The engineering objects implementation can start standardizing real devices names through an interdisciplinary effort. After all disciplines settle on common and unique names (codes or acronyms), then every engineering discipline will produce their own object modifiers considering compatibility to the real devices and between other discipline modifiers as well. Simple but structured operative system folders are enough to start collecting the information. The object's information layers will contain different kinds of digital file formats. The piece of information for a specific layer should be standardized to be easily used, allowing copy and paste functionality to any specific device in our current project.

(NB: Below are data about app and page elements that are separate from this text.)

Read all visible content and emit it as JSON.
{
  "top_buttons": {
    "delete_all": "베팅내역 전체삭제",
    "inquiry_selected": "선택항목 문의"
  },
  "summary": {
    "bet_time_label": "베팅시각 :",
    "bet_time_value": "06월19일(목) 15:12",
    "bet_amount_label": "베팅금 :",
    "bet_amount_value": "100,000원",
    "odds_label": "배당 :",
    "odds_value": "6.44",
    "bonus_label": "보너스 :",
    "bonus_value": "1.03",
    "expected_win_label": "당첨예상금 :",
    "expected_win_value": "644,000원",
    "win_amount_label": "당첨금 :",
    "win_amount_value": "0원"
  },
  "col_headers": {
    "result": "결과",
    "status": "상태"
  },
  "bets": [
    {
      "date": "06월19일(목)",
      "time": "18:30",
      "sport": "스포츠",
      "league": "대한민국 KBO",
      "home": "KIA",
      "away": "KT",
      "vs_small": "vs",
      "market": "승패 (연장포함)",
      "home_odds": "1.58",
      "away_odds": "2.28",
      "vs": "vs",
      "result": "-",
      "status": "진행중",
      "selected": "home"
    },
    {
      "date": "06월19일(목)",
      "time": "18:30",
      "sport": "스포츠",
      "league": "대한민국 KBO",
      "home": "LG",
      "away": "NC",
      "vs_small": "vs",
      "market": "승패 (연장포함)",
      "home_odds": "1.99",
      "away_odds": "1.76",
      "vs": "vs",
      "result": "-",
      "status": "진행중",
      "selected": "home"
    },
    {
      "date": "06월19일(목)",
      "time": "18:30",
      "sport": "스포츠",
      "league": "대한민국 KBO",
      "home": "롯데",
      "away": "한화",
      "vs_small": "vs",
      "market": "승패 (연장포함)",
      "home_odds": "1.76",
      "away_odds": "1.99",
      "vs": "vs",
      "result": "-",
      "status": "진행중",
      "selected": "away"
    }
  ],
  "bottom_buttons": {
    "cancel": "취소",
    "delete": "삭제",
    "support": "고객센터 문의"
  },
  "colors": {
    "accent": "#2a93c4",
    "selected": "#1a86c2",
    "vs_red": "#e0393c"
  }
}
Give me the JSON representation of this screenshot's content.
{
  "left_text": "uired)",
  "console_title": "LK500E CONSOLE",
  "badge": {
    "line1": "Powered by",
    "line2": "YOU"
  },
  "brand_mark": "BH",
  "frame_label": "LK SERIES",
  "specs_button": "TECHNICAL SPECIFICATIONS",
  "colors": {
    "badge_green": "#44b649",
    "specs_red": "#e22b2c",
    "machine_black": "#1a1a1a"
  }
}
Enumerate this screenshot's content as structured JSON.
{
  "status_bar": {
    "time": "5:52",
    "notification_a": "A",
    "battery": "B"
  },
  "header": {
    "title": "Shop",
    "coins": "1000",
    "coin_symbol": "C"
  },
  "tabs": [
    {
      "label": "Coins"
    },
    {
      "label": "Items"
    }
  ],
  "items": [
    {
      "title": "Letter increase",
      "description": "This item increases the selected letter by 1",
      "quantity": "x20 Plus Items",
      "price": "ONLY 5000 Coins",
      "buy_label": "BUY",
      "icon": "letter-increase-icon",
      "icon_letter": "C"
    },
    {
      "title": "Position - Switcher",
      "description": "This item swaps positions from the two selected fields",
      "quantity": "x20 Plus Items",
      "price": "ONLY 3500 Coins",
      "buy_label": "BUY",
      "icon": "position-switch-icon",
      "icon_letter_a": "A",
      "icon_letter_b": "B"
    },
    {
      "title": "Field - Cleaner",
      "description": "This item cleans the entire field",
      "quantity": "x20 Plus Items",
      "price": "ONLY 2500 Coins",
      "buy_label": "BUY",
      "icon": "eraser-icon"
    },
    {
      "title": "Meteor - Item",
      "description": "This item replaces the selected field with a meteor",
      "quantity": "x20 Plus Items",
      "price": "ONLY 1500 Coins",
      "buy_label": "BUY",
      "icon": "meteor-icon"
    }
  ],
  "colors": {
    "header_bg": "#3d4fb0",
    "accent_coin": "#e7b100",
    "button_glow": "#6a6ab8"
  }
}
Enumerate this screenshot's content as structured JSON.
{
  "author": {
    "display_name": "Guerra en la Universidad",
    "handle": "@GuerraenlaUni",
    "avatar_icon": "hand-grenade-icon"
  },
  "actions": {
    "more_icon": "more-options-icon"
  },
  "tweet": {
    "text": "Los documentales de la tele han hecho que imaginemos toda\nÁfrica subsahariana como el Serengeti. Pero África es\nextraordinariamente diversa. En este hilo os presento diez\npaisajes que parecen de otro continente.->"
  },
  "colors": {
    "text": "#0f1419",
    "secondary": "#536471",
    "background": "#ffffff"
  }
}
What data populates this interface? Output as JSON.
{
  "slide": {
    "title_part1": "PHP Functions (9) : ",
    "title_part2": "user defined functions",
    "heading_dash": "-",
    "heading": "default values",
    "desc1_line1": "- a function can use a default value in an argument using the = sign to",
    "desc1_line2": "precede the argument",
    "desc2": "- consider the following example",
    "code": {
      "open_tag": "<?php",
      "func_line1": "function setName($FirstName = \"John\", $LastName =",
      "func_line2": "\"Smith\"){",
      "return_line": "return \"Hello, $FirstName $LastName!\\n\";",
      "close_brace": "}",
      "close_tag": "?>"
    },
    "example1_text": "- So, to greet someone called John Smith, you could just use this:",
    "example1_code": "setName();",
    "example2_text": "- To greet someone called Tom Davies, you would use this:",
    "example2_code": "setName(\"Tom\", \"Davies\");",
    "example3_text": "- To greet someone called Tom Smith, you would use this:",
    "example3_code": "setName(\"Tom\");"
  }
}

Figure 7 - Example of engineering object folder

Engineering objects' future

With this structured information, it is only a matter of time to develop coordinated and compatible tools to auto-generate repetitive parts of the engineering project development process. It will be common to see an engineer inserting engineering objects to a digital whiteboard from a corporate engineering knowledge repository and receiving an automatically generated base project where the engineer will focus on completing the complex and critical parts of the project instead of getting bogged down with repetitive and time consuming tasks.

Every time a new engineer plans to use an object from the engineering knowledge repository, he or she will benefit from the knowledge transfer (learning) "on the way" of the company's best practices.

The project directories will look different than they have in the past. Not only will they show documents in different formats, but the directories will show which objects were used in every project. Now, in addition to the projects directories, there will be a new tree directory containing the engineering knowledge transfer repository, which will contain all disciplines objects.


Engineering objects are virtual interdisciplinary representations of real engineering devices. The engineering knowledge is kept in the objects' properties layers, allowing us to use these objects as knowledge transfer media. All levels of engineer will easily learn their company's standards and best practices while reviewing and adopting the objects. In conclusion, engineering objects will retain the knowledge within a company with a high level of usability and functionality.


Carlos M. Delgado, P.E., (delgadocm@cdmsmith.com) has 16 years of industrial automation experience, and he currently is a senior automation engineer at CDM Smith. Delgado is control systems professional engineer, and he holds a master's degree in electrical engineering - control systems, from Northeastern University in Boston.